From June 17-27, 18 high school juniors and seniors participated in a rigorous journalism program on PLNU’s campus. This was the 30th anniversary of the Multicultural Journalism Workshop, sponsored by the California Chicano News Media Association (CCNMA) and hosted by Point Loma Nazarene University.
In honor of its 30th year, San Diego County Supervisor Greg Cox, who represents Coronado and the South Bay, even presented workshop organizers and students with a proclamation declaring June 26 “San Diego Multicultural Journalism Workshop Day” throughout the county.
The workshop is free to high school juniors and seniors from San Diego, Riverside, San Bernardino, and Imperial Counties and staffed by volunteers who are or used to be journalists. The Dow Jones Foundation, CCNMA, and PLNU fund the workshop.
Jen Lebron Kuhney, the workshop’s day-to-day director, a U-T San Diego reporter, and a PLNU journalism alumna, says the program is hard work for students, who learned to create their own newspaper and produce a news broadcast, which aired on NBC 7 San Diego over the weekend.
“The workshop… gives [students] the opportunity to get hands-on training unlike any other program out there,” said Kuhney. “A lot of students come in unsure about whether they want to pursue journalism in college, but by the end of the week, they know if it is right for them. It also provides a lot of students the opportunity to get a feel for what it is like to live on a college campus and work in a professional setting – two experiences most high schoolers do not get to participate in until later in life.”
“They were some of the strongest young journalists we’ve seen in years,” said Dr. Dean Nelson, director of PLNU’s journalism program. “Some students decide to come to PLNU as a result of this workshop. Others go to top journalism schools around the country. It’s an amazing program.”
The students worked with professional journalists both in a makeshift newsroom in LJML’s Hughes computer lab, at the NBC 7 studios, and out in the field.
“The students cover anything a professional reporter would from Navy ship homecomings and medical marijuana to Padre games and the San Diego County Fair,” said Kuhney.
Several other PLNU professors and students helped make the eight-day workshop a success. The Society of Professional Journalists San Diego chapter, where PLNU journalism professor Dr. Sue Atkins is president, helped provide the workshop with volunteers and needed funds. Michael Rocha, PLNU magazine editing and concepts professor and U-T editor, instructed the students on newspaper layout. Abby Hamblin, a current PLNU student and the Point Weekly news editor, took workshop participants out on assignment and helped them lay out the paper. Alaina Bird, a current student, also donated her time to the workshop.
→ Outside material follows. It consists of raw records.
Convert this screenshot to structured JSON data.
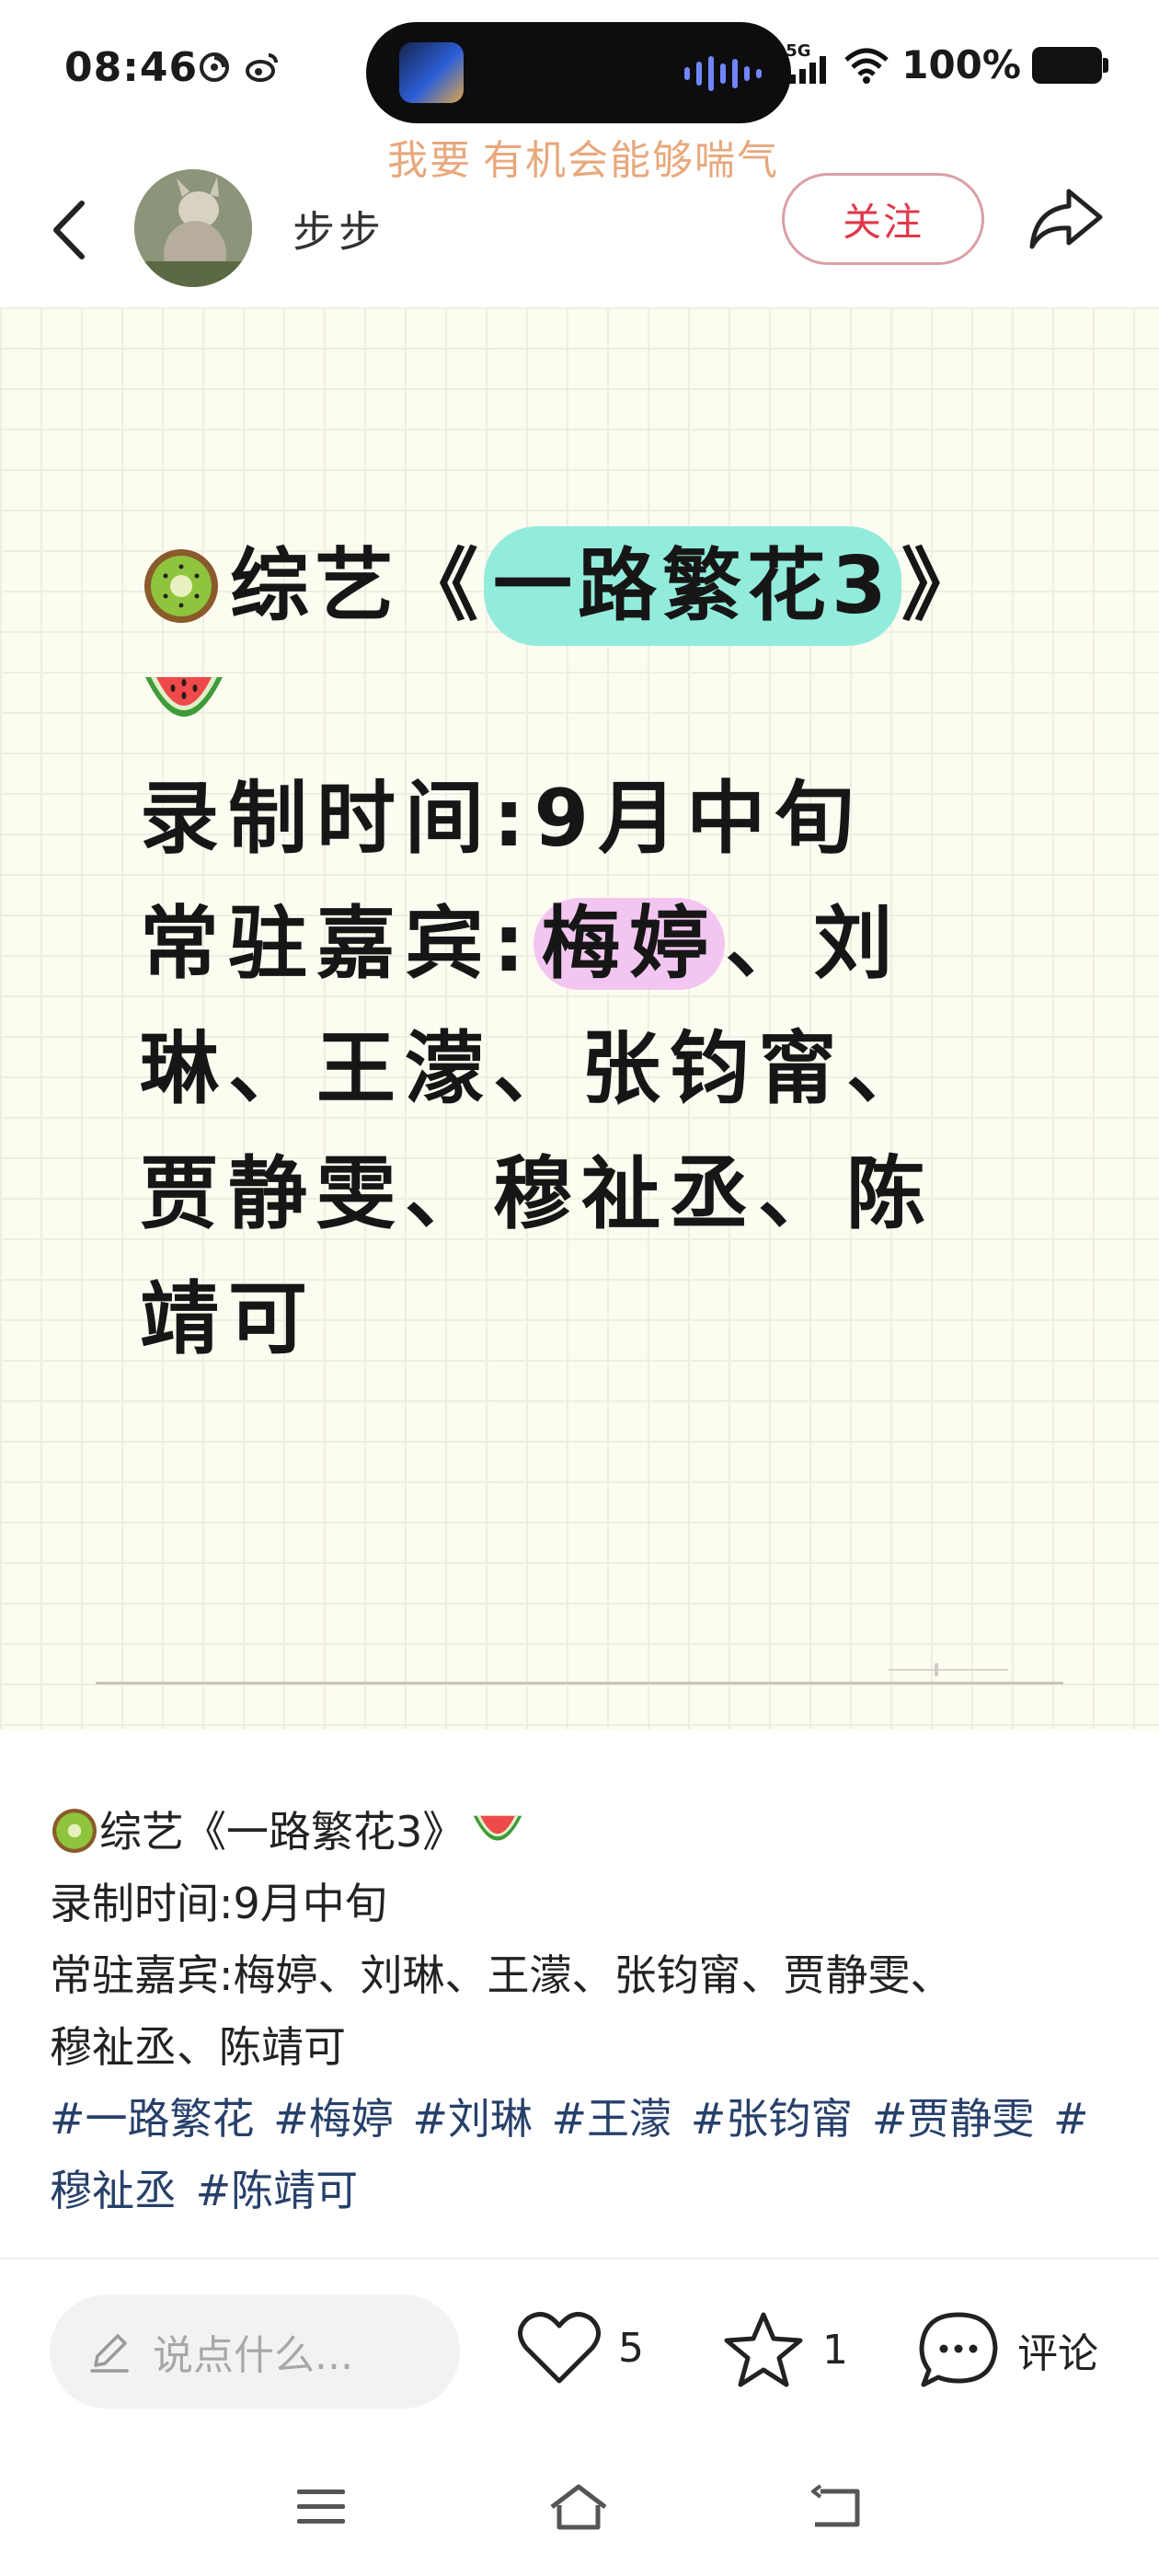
{
  "status_bar": {
    "time": "08:46",
    "network": "5G",
    "battery": "100%"
  },
  "marquee": {
    "text_1": "我要",
    "text_2": "有机会能够喘气"
  },
  "header": {
    "author_name": "步步",
    "follow_label": "关注"
  },
  "image_card": {
    "title_prefix": "综艺《",
    "title_highlight": "一路繁花3",
    "title_suffix": "》",
    "line_record": "录制时间:9月中旬",
    "line_guests_prefix": "常驻嘉宾:",
    "line_guests_highlight": "梅婷",
    "line_guests_suffix": "、刘",
    "line_guests_2": "琳、王濛、张钧甯、",
    "line_guests_3": "贾静雯、穆祉丞、陈",
    "line_guests_4": "靖可"
  },
  "post": {
    "title_text": "综艺《一路繁花3》",
    "record_line": "录制时间:9月中旬",
    "guests_line_1": "常驻嘉宾:梅婷、刘琳、王濛、张钧甯、贾静雯、",
    "guests_line_2": "穆祉丞、陈靖可",
    "tags_line_1": [
      "#一路繁花",
      "#梅婷",
      "#刘琳",
      "#王濛",
      "#张钧甯",
      "#贾静雯",
      "#"
    ],
    "tags_line_2": [
      "穆祉丞",
      "#陈靖可"
    ]
  },
  "action_bar": {
    "comment_placeholder": "说点什么...",
    "like_count": "5",
    "favorite_count": "1",
    "comment_label": "评论"
  },
  "icons": {
    "back": "chevron-left-icon",
    "share": "share-arrow-icon",
    "like": "heart-icon",
    "favorite": "star-icon",
    "comment": "chat-bubble-icon",
    "edit": "pencil-icon",
    "nav_menu": "menu-icon",
    "nav_home": "home-icon",
    "nav_back": "return-icon"
  },
  "colors": {
    "follow_text": "#e0394a",
    "tag_text": "#27406a",
    "title_highlight": "#93ecdb",
    "guest_highlight": "#f2c6f0",
    "marquee_text": "#e8a87c"
  }
}
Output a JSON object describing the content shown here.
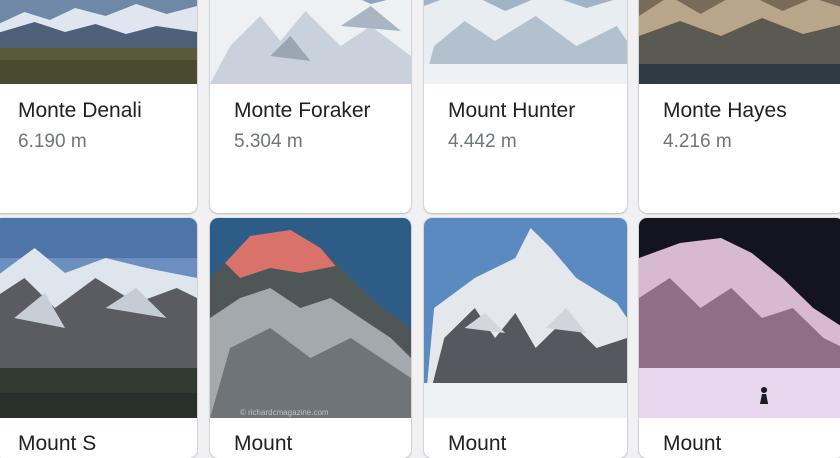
{
  "results": [
    {
      "name": "Monte Denali",
      "height": "6.190 m"
    },
    {
      "name": "Monte Foraker",
      "height": "5.304 m"
    },
    {
      "name": "Mount Hunter",
      "height": "4.442 m"
    },
    {
      "name": "Monte Hayes",
      "height": "4.216 m"
    },
    {
      "name": "Mount S",
      "height": ""
    },
    {
      "name": "Mount",
      "height": ""
    },
    {
      "name": "Mount",
      "height": ""
    },
    {
      "name": "Mount",
      "height": ""
    }
  ],
  "watermark": "© richardcmagazine.com",
  "colors": {
    "card_bg": "#ffffff",
    "title_text": "#202124",
    "subtitle_text": "#70757a",
    "page_bg": "#f1f1f3"
  }
}
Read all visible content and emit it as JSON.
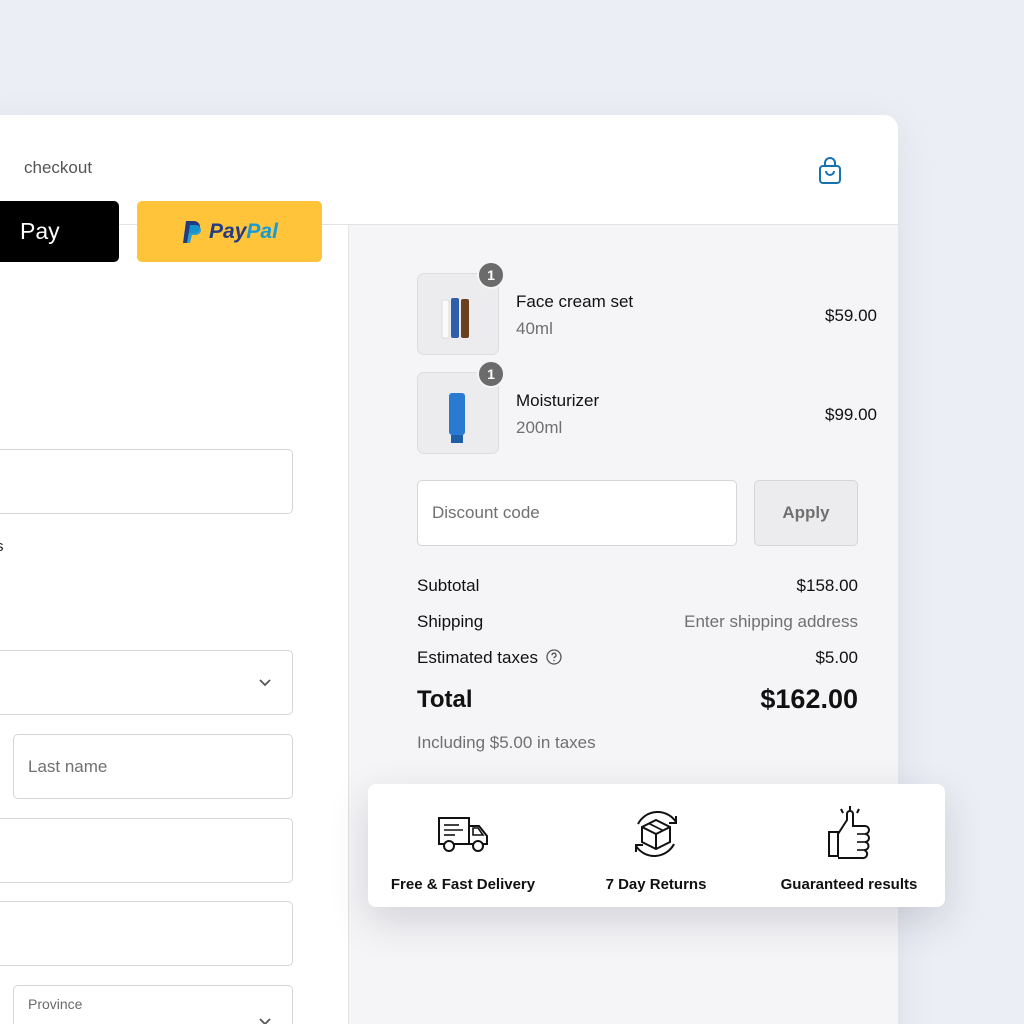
{
  "express": {
    "label": "checkout",
    "apple_pay_label": "Pay",
    "paypal_label_1": "Pay",
    "paypal_label_2": "Pal"
  },
  "form": {
    "newsletter_fragment": "s",
    "last_name_placeholder": "Last name",
    "province_label": "Province"
  },
  "cart": {
    "items": [
      {
        "name": "Face cream set",
        "variant": "40ml",
        "price": "$59.00",
        "quantity": "1"
      },
      {
        "name": "Moisturizer",
        "variant": "200ml",
        "price": "$99.00",
        "quantity": "1"
      }
    ]
  },
  "discount": {
    "placeholder": "Discount code",
    "apply_label": "Apply"
  },
  "summary": {
    "subtotal_label": "Subtotal",
    "subtotal_value": "$158.00",
    "shipping_label": "Shipping",
    "shipping_value": "Enter shipping address",
    "taxes_label": "Estimated taxes",
    "taxes_value": "$5.00",
    "total_label": "Total",
    "total_value": "$162.00",
    "tax_note": "Including $5.00 in taxes"
  },
  "benefits": [
    {
      "label": "Free & Fast Delivery",
      "icon": "delivery-truck-icon"
    },
    {
      "label": "7 Day Returns",
      "icon": "returns-box-icon"
    },
    {
      "label": "Guaranteed results",
      "icon": "thumbs-up-icon"
    }
  ],
  "colors": {
    "accent": "#1773b0",
    "paypal_yellow": "#ffc439",
    "paypal_dark_blue": "#253b80",
    "paypal_light_blue": "#179bd7",
    "summary_bg": "#f5f4f6",
    "page_bg": "#eceef5"
  }
}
“In the four years I’ve helped with the workshop, I’ve been blessed to watch it change the lives of nearly 100 high school students,” said Kuhney. “A lot of students we accept to the program have never been to summer camp, worked in a professional environment, or had the ability to participate in college preparatory activities outside of their schools. Our goal is to train our students to know what it takes to become ethical journalists, but whether they choose to go into journalism professionally doesn’t matter as much as that each student leaves the workshop with some great experiences to build off of and a better appreciation for what it takes to be in the news industry.”
During its 30 years, the workshop has trained more than 500 high school students, some of whom have gone on to work at such publications as the New York Times, the Boston Globe, and the Miami Herald.